### TASK TO CARRY OUT
Find the word "data" in the material below and gather every line that contains it.
┄┄┄┄┄┄┄┄┄┄┄┄┄┄┄┄┄┄┄┄
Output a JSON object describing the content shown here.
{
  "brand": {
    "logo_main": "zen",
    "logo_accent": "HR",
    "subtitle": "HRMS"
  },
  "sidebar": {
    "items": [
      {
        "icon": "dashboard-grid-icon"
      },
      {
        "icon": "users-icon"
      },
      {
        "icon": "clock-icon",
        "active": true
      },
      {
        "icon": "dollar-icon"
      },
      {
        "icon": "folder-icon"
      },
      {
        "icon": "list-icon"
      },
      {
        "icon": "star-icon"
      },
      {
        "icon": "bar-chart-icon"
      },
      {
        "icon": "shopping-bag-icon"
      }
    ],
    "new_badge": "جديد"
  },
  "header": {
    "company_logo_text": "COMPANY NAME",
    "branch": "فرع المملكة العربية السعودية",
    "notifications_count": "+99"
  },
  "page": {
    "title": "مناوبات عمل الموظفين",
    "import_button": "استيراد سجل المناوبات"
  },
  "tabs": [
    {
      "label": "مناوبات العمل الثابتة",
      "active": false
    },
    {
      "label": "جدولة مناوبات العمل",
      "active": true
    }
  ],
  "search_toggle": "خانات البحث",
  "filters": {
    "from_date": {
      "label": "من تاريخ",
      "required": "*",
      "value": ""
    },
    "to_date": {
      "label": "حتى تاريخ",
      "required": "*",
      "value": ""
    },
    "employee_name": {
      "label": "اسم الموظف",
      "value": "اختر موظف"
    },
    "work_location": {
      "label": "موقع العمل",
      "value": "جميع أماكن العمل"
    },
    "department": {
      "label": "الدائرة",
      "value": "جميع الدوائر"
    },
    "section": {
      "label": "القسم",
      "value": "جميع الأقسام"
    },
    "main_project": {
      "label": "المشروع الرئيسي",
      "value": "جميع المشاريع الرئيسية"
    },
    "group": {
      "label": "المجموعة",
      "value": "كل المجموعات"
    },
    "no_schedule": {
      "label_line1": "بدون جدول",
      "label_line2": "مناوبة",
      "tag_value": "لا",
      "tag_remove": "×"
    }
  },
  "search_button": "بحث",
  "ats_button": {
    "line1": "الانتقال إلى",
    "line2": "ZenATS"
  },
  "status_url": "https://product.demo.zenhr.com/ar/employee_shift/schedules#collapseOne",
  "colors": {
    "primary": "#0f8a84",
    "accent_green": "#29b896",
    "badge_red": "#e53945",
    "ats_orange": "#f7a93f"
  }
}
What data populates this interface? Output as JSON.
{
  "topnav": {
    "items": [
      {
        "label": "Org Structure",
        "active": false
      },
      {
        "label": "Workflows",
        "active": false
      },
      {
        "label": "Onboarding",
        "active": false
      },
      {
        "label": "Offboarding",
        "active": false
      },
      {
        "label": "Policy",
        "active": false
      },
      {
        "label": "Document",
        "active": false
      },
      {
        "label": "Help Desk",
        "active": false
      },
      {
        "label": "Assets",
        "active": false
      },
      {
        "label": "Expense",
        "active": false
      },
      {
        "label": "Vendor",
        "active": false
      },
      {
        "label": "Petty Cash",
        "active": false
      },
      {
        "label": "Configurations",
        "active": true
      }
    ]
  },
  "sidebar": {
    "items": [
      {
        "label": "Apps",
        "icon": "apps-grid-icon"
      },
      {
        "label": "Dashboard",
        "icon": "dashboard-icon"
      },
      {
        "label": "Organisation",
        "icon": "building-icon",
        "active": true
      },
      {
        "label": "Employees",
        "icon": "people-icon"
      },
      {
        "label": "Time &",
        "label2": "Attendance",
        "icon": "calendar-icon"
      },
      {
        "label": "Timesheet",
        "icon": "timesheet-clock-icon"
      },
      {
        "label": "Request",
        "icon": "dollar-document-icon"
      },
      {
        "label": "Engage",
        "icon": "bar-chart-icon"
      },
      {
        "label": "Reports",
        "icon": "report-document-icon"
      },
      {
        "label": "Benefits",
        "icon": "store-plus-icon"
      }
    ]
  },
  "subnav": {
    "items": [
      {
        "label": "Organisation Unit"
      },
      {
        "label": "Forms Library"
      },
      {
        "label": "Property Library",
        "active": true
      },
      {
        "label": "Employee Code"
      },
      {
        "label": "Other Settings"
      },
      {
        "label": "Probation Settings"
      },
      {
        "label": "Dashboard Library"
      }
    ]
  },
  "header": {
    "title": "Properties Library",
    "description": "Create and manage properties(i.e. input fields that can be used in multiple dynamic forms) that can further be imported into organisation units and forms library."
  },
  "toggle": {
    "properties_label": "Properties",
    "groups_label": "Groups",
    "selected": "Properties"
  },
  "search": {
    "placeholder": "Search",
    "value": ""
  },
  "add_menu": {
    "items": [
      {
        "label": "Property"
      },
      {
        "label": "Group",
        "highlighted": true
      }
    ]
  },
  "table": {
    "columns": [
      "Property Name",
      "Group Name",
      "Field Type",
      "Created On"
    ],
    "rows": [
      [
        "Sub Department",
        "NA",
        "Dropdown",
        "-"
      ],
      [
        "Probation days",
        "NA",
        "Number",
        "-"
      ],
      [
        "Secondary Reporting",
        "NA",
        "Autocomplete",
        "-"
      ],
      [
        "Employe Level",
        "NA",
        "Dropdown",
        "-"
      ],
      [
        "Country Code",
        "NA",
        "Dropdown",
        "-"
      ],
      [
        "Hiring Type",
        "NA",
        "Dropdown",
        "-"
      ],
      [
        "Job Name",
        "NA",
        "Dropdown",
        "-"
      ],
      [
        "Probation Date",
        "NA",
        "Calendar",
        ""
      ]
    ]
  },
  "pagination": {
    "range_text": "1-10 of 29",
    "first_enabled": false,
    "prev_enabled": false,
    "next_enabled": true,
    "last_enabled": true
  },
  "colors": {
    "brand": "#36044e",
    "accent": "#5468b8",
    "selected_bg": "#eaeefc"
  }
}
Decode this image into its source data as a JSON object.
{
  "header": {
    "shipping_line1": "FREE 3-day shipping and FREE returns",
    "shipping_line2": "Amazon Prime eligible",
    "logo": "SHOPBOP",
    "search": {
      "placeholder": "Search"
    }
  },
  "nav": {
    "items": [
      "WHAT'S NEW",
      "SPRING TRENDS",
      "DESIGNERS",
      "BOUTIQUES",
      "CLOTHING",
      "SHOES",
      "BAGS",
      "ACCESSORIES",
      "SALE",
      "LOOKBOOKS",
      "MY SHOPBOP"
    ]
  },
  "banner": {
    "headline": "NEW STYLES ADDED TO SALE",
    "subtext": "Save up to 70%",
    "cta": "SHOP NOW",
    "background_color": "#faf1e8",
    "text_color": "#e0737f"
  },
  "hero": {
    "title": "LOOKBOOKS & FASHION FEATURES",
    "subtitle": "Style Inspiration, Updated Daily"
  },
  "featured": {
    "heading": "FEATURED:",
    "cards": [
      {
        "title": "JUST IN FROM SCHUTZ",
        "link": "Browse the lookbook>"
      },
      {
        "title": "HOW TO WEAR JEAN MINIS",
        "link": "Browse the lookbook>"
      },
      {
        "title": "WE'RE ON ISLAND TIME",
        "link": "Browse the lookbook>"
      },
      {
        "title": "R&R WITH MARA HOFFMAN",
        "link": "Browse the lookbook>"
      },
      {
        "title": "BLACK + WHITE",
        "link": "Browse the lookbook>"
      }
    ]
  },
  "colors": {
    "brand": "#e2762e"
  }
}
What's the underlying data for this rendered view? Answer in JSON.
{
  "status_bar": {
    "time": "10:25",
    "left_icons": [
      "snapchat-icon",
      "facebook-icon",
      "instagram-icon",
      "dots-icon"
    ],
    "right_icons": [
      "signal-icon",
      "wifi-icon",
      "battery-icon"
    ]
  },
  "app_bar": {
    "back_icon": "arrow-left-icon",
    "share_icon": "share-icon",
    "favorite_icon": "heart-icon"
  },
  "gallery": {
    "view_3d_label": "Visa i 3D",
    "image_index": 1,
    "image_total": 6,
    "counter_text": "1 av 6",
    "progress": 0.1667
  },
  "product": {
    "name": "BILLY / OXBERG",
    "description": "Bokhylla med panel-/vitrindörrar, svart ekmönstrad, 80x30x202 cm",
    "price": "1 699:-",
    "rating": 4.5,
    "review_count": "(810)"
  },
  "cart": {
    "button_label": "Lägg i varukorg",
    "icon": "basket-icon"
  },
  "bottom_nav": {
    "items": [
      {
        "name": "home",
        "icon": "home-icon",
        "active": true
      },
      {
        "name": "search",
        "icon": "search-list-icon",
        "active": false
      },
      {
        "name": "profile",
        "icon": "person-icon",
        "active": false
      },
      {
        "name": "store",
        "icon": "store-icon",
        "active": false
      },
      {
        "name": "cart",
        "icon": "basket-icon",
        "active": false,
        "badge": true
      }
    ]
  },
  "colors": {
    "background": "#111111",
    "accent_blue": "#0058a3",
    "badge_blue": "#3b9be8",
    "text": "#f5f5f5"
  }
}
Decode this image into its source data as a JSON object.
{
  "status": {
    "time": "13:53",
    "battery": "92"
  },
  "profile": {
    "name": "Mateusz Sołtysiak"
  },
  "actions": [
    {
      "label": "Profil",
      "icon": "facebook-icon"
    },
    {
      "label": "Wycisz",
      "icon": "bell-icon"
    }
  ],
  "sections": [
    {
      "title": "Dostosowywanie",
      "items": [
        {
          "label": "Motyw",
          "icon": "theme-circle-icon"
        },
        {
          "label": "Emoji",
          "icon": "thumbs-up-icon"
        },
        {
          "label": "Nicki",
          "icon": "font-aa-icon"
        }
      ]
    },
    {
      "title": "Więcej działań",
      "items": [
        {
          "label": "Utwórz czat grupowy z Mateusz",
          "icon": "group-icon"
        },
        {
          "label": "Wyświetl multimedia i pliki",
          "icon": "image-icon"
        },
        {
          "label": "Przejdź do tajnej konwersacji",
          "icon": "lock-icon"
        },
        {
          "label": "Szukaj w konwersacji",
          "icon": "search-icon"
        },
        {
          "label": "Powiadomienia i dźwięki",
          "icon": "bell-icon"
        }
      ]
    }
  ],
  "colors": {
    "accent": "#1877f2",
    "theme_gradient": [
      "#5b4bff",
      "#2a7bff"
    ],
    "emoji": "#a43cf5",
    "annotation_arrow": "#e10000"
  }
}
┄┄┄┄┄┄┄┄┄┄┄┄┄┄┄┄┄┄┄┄
### TASK RESPONSE
What data populates this interface? Output as JSON.
Decode this image into its source data as a JSON object.
What's the underlying data for this rendered view? Answer in JSON.
Decode this image into its source data as a JSON object.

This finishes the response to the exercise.